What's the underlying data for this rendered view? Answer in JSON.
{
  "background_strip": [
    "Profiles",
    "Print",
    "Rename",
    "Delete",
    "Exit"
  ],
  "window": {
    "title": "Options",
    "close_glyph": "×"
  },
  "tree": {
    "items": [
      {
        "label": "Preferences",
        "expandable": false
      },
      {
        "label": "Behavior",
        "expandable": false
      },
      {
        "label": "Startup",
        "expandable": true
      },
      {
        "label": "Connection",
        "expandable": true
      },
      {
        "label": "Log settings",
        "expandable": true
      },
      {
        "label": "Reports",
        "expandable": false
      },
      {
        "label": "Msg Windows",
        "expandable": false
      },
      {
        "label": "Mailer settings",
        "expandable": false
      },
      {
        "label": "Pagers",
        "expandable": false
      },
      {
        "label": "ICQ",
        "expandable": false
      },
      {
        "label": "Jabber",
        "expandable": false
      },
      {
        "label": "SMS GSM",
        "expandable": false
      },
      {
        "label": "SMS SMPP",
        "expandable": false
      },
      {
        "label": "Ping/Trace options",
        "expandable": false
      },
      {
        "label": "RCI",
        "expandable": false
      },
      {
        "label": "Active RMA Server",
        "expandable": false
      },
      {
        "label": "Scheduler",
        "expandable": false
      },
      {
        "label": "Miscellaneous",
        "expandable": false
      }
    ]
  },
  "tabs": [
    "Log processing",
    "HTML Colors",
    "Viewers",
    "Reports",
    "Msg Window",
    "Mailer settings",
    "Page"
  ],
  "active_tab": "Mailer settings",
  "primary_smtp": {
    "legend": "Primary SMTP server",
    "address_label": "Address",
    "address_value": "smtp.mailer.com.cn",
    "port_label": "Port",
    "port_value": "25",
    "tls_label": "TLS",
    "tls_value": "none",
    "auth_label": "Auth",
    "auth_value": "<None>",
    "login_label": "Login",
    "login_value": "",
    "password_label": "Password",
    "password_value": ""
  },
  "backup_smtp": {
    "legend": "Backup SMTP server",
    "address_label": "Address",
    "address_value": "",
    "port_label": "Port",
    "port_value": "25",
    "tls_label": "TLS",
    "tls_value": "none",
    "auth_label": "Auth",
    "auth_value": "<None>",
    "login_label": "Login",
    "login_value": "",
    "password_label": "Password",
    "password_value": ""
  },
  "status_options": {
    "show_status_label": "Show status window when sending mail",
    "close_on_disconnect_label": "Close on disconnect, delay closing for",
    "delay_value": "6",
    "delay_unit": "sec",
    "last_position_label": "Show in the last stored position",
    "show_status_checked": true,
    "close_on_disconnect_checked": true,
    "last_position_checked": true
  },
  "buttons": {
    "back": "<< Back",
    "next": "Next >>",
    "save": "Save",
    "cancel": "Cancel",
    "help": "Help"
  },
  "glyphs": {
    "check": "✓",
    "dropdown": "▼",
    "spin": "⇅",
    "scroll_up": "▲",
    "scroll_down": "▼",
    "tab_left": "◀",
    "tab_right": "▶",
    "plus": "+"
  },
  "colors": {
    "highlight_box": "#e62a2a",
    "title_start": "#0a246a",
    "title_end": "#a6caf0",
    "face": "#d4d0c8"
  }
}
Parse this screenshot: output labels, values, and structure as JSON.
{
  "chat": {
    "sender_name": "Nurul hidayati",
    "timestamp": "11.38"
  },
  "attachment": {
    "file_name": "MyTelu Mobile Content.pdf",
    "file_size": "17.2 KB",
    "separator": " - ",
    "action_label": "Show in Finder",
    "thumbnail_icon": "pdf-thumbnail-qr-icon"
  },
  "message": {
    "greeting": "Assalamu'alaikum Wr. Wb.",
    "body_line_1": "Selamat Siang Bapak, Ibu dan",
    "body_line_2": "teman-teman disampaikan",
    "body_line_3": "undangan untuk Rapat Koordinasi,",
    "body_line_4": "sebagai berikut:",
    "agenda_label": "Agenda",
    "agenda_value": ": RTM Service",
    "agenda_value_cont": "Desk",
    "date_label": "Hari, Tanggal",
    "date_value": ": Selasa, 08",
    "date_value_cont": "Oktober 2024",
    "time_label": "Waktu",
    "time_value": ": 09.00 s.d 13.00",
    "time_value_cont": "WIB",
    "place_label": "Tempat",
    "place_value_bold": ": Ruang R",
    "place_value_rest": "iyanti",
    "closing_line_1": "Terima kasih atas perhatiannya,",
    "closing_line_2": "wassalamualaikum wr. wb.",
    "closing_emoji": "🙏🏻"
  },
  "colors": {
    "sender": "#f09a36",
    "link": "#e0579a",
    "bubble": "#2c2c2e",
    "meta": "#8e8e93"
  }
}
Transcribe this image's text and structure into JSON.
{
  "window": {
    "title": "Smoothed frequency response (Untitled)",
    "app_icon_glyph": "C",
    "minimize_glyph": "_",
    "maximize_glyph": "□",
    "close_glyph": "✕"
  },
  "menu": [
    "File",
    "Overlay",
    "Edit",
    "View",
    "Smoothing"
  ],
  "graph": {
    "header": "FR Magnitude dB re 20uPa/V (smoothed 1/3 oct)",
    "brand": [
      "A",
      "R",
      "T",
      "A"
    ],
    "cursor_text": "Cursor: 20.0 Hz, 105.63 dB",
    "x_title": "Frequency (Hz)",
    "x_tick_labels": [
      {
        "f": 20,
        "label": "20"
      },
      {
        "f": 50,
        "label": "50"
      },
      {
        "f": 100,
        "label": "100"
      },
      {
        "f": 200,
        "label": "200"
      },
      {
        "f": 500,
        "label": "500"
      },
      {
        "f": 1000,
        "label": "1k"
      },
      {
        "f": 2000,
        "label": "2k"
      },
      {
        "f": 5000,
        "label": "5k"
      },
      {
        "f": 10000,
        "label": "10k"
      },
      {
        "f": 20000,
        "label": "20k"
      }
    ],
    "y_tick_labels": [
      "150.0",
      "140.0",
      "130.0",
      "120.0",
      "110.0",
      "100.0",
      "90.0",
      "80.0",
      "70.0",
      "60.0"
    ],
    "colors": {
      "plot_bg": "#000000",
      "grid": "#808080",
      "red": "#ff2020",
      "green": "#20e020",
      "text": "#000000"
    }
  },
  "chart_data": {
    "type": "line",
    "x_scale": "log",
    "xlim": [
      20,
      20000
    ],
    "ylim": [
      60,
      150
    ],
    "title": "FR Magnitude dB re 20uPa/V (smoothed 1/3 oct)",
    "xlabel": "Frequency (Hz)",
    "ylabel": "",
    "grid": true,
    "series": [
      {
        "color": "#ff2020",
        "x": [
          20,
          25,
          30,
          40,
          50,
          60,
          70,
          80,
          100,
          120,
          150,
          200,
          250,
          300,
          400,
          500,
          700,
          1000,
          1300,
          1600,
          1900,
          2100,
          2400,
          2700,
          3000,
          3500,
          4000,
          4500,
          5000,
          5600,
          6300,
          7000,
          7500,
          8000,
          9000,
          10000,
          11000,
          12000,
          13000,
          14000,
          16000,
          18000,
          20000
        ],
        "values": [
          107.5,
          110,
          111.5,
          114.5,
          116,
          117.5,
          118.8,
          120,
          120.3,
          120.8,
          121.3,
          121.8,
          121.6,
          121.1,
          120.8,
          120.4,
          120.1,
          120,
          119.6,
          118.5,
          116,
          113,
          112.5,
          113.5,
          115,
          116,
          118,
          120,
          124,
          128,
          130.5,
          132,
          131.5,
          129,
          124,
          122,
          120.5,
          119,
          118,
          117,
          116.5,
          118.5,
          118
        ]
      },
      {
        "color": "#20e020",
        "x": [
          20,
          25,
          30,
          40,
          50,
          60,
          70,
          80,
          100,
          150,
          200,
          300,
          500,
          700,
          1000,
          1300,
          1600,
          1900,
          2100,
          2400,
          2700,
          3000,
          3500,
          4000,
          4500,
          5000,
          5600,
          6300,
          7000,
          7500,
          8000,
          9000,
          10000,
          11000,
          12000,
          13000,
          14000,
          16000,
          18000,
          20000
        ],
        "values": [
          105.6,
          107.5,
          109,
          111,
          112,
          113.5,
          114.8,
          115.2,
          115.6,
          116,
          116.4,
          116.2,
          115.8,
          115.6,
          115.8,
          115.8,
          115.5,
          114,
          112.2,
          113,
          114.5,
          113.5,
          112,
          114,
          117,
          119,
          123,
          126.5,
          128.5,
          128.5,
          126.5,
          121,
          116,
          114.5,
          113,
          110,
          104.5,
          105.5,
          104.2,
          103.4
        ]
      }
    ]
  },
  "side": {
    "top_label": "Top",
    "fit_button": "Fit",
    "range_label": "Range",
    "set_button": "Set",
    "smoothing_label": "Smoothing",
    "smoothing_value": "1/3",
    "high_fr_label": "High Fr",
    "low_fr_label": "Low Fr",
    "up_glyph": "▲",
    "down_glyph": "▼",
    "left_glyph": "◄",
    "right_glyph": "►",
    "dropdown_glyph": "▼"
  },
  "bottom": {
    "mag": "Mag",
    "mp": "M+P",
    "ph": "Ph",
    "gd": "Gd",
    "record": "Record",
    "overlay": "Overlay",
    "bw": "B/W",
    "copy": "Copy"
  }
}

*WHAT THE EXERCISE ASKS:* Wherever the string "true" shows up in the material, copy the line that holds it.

*SOLUTION:*
        "expandable": true
        "expandable": true
        "expandable": true
    "show_status_checked": true,
    "close_on_disconnect_checked": true,
    "last_position_checked": true
    "grid": true,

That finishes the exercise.